PEABODY — A common sentiment echoed around the room during a "Be Ready, Be Resilient" meeting in Peabody Thursday night — the town is not yet adequately prepared to deal with a large-scale disaster.

"Some of the things that we might have to address as a community we don't have any resources for, currently," said Bruce Burke, Peabody chief of police.

Burke noted the town's location between a major highway and an active railway increased its chance of having to deal with a chemical spill — and dealing with natural disasters could also present major issues for underprepared facilities.

"There's a couple things about our nursing homes that really concern me in our community, especially after having been through two ice storms," Burke said.

Susan Lamb, who was Hesston Community Foundation's director during the mass shooting at Excel Industries in 2016, led the meeting. Lamb asked attendees to think about what would be required in the event of a tornado, ice storm, chemical spill, wildfire or human-instigated disaster.

"If there would be a tornado, is it the police department that is the first go-to group or how does that work," Lamb asked.

"That's a good question," Burke replied. "I'm not sure that I have a pat answer to that question."

Such incidents can impact small towns and force them to shut down if they are unprepared, Lamb noted.

"Your role in the community is to have some of those conversations ahead of time so that you're not put in a place where you don't have a plan," Lamb said. "...If you haven't worked together during blue skies, then during gray skies it will be very difficult."

Sharing her experiences in Hesston, Lamb said one of the biggest challenges after the shooting there was in the area of finances — how to handle donations coming in and requests for assistance.

"The amount of thought that you had to put (into) that in the initial first few days was very complicated," Lamb said.

N.M. Patton, Peabody Community Foundation board president, noted the organization has an account set up, ready to receive donations in case of a disaster.

In thinking through various disaster scenarios, it became apparent that most of the aid would come from organizations in larger population centers.

"In our communities, we do sort of have a limited number of response agencies," Lamb acknowledged.

Talks between nonprofits, churches, schools, government, first responders and other organizations to determine what each could offer in case of a disaster and bolstering their efforts to prepare for such an event is critical, Lamb noted.

"Building those relationships across the entities ahead of time is one of the things that will help us all in disaster response," Lamb said.

Communities can work to ensure its vulnerable populations — those who are elderly, handicapped or speak limited English, etc. — are cared for in case of an emergency.

Bringing in qualified and knowledgable assistance — from those able to relieve first responders to medical professionals able to dispense medications to counselors and those who can give legal advice — is often necessary after a disaster, Lamb noted.

Natural or human disasters may also bring challenges to a community including the loss of cell phone service, extra media attention and a need to feed and shelter both residents and volunteers.

Marion Rowland, a Peabody Community Foundation board member who formerly worked for Harvey County's Parks department, noted sightseers snarled traffic and blocked access for responders after the 1990 tornado that hit Hesston.

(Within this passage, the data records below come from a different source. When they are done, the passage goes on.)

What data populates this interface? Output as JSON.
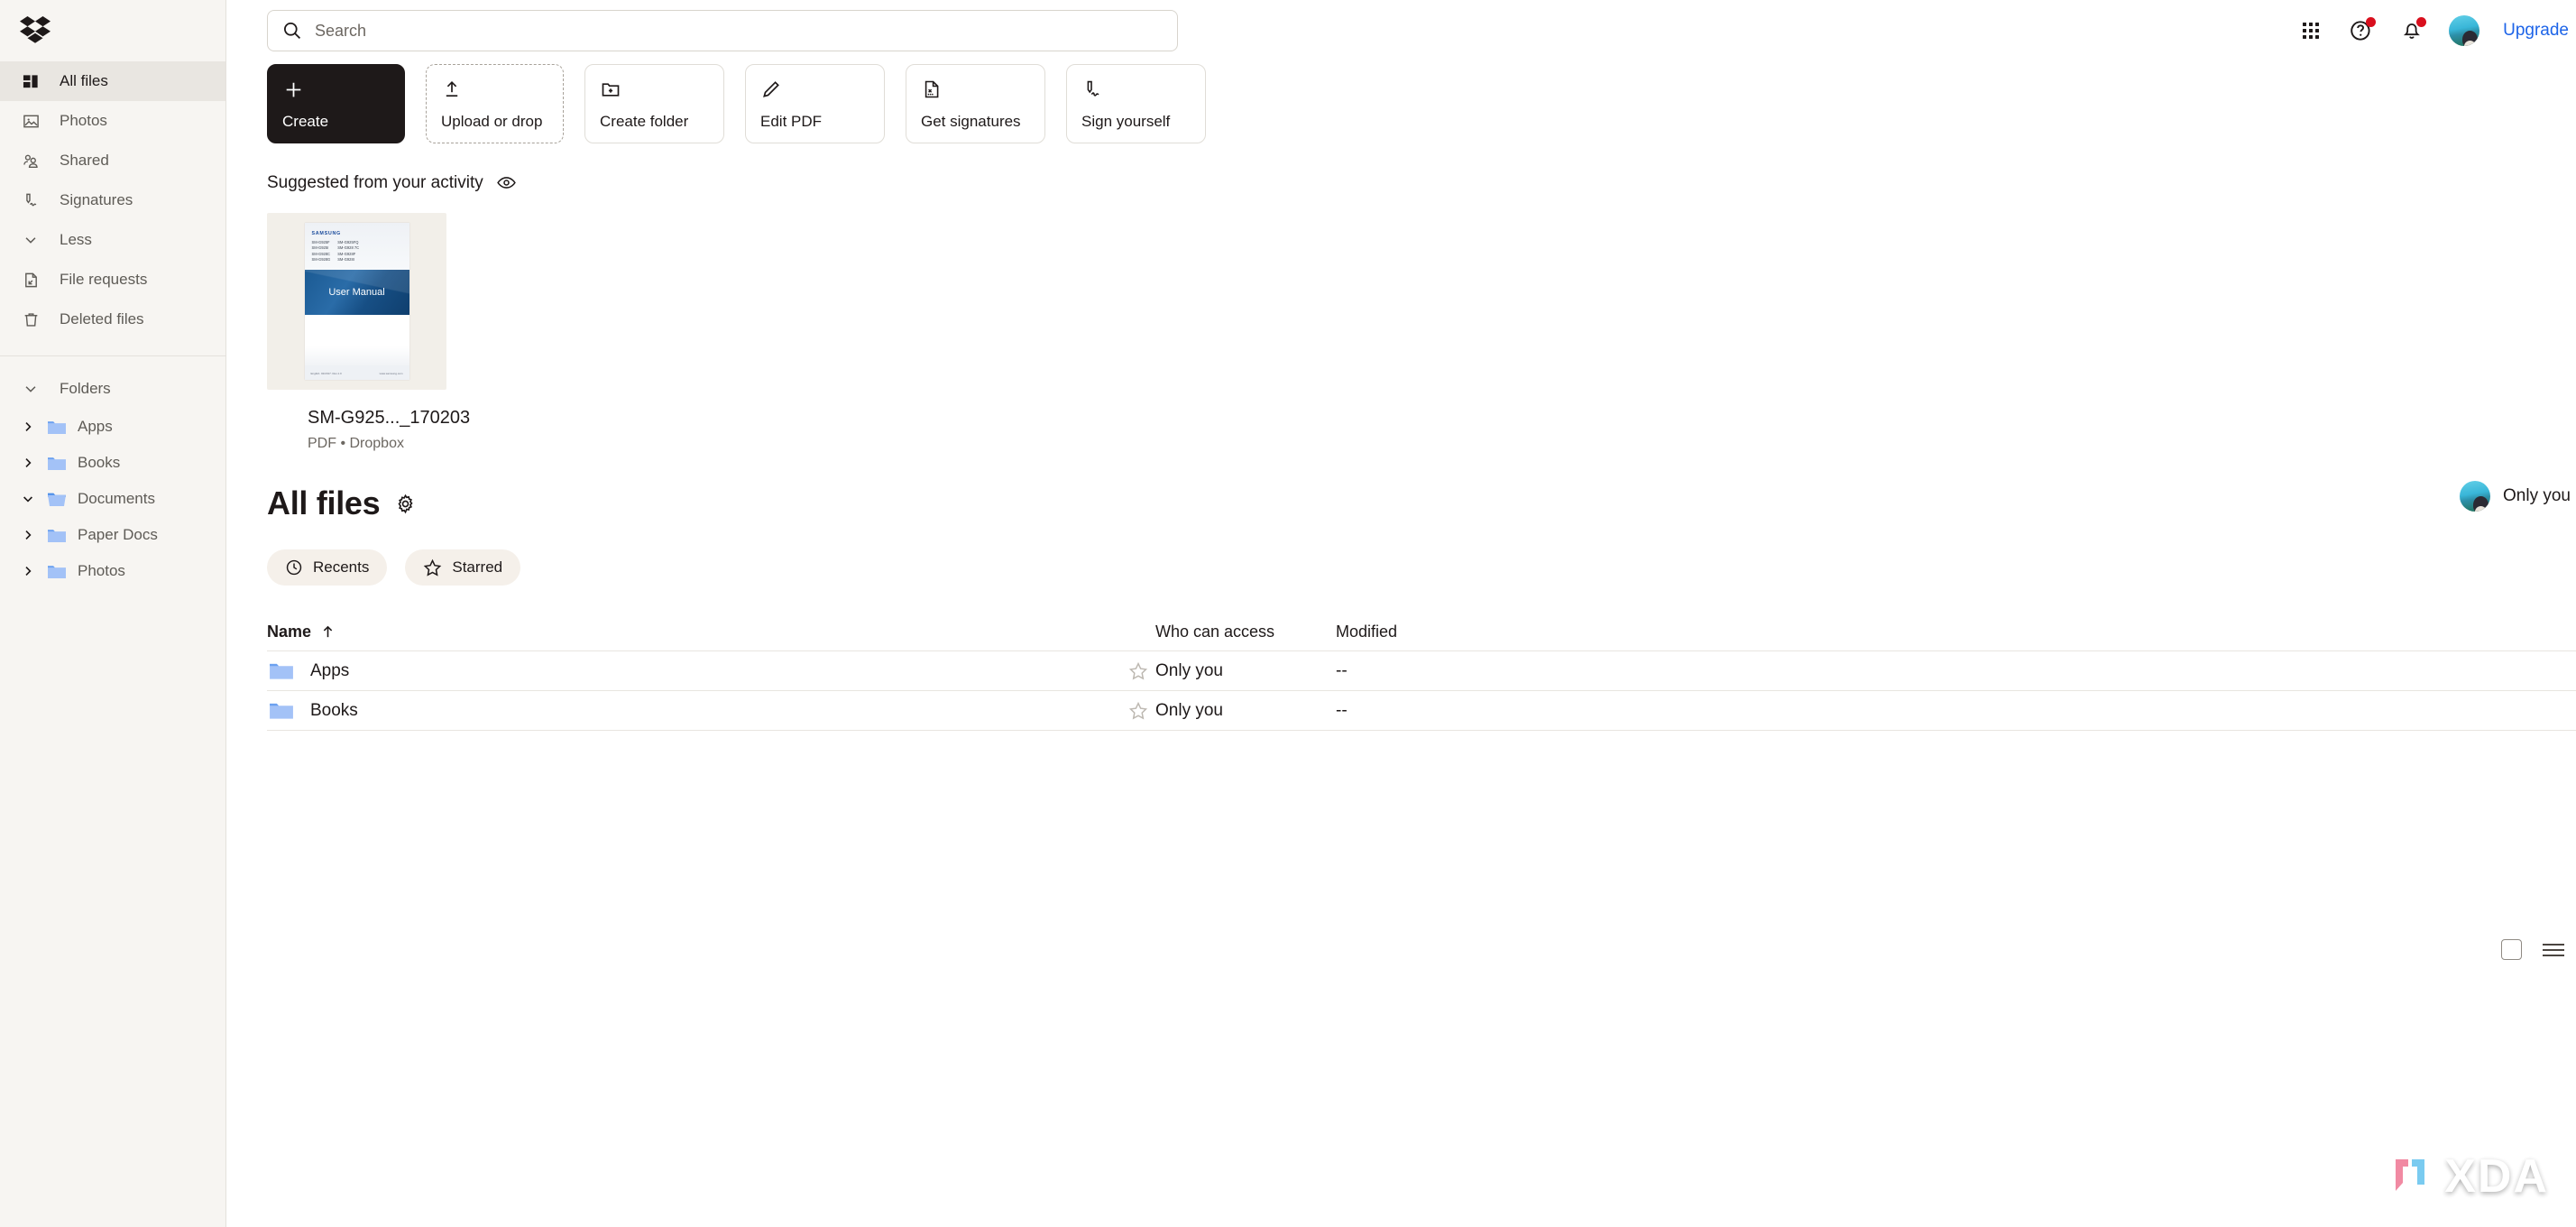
{
  "brand": {
    "logo": "dropbox-logo"
  },
  "sidebar": {
    "nav": [
      {
        "label": "All files",
        "icon": "all-files-icon",
        "active": true
      },
      {
        "label": "Photos",
        "icon": "photos-icon",
        "active": false
      },
      {
        "label": "Shared",
        "icon": "shared-icon",
        "active": false
      },
      {
        "label": "Signatures",
        "icon": "signature-icon",
        "active": false
      },
      {
        "label": "Less",
        "icon": "chevron-down-icon",
        "active": false
      },
      {
        "label": "File requests",
        "icon": "file-request-icon",
        "active": false
      },
      {
        "label": "Deleted files",
        "icon": "trash-icon",
        "active": false
      }
    ],
    "folders_header": {
      "label": "Folders",
      "icon": "chevron-down-icon"
    },
    "folders": [
      {
        "label": "Apps",
        "expanded": false
      },
      {
        "label": "Books",
        "expanded": false
      },
      {
        "label": "Documents",
        "expanded": true
      },
      {
        "label": "Paper Docs",
        "expanded": false
      },
      {
        "label": "Photos",
        "expanded": false
      }
    ]
  },
  "topbar": {
    "search": {
      "placeholder": "Search",
      "value": "",
      "icon": "search-icon"
    },
    "grid_icon": "apps-grid-icon",
    "help_icon": "help-circle-icon",
    "bell_icon": "notification-bell-icon",
    "avatar": "user-avatar",
    "upgrade_label": "Upgrade"
  },
  "actions": [
    {
      "label": "Create",
      "icon": "plus-icon",
      "style": "primary"
    },
    {
      "label": "Upload or drop",
      "icon": "upload-arrow-icon",
      "style": "dashed"
    },
    {
      "label": "Create folder",
      "icon": "folder-plus-icon",
      "style": "default"
    },
    {
      "label": "Edit PDF",
      "icon": "pencil-icon",
      "style": "default"
    },
    {
      "label": "Get signatures",
      "icon": "document-signature-icon",
      "style": "default"
    },
    {
      "label": "Sign yourself",
      "icon": "pen-sign-icon",
      "style": "default"
    }
  ],
  "suggested": {
    "heading": "Suggested from your activity",
    "eye_icon": "eye-icon",
    "card": {
      "name": "SM-G925..._170203",
      "meta": "PDF • Dropbox",
      "thumbnail": {
        "brand": "SAMSUNG",
        "models_left": [
          "SM-G925F",
          "SM-G925I",
          "SM-G928C",
          "SM-G928G"
        ],
        "models_right": [
          "SM-G925FQ",
          "SM-G928 7C",
          "SM-G928F",
          "SM-G928I"
        ],
        "title": "User Manual",
        "footer_left": "English. 02/2017. Rev.1.0",
        "footer_right": "www.samsung.com"
      }
    }
  },
  "all_files": {
    "title": "All files",
    "gear_icon": "gear-icon",
    "access_label": "Only you",
    "chips": [
      {
        "label": "Recents",
        "icon": "clock-icon"
      },
      {
        "label": "Starred",
        "icon": "star-icon"
      }
    ],
    "view": {
      "checkbox_icon": "checkbox-icon",
      "list_icon": "list-view-icon"
    },
    "columns": {
      "name": "Name",
      "sort_icon": "sort-asc-arrow-icon",
      "access": "Who can access",
      "modified": "Modified"
    },
    "rows": [
      {
        "name": "Apps",
        "icon": "folder-icon",
        "star": "star-outline-icon",
        "access": "Only you",
        "modified": "--"
      },
      {
        "name": "Books",
        "icon": "folder-icon",
        "star": "star-outline-icon",
        "access": "Only you",
        "modified": "--"
      }
    ]
  },
  "watermark": {
    "text": "XDA"
  }
}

"Here at the library, we've found that all FEMA applications have to be done online, so now what percentage of people have computers," questioned Norma Patton, president of Peabody's library board.

It can take between 18 to 24 months for mental health issues such as post-traumatic stress disorder to manifest in those affected by a major incident, Lamb noted.

"Once you get past that initial recovery, then you have to start looking at long-term rebuilding and recovery," Lamb said.

Other long-term issues a community faces after a disaster may include unemployment, substance abuse, homelessness, legal issues and delayed financial aid.

"I think one thing we forget about this is that just because debris is cleaned up or just because the fire is out, that doesn't mean that recovery is (done) — it's not going to be a sprint, it's going to be a marathon," Lamb said.

Burke said he is working on an emergency operations plan, talking with various departments in Peabody to coordinate guidelines that will then be put before the city council for approval.

"Once that's in place, then it's my hope that we can update it yearly rather than wait 25 years to work on it because if we keep it current, then we have a much better guideline in place for our community," Burke said.

Peabody's emergency operations plan will dovetail into Marion County Emergency Communications' plan, allowing the county to request federal resources, if needed, for the town.

"As I've worked through this plan, it's become apparent to me that our local resources will become overwhelmed very quickly," Burke said. "...We need a real good structure for being organized and being as efficient as possible."

"Be Ready, Be Resilient" was made possible by a grant from the Funders Network given to Central Kansas Community Foundation.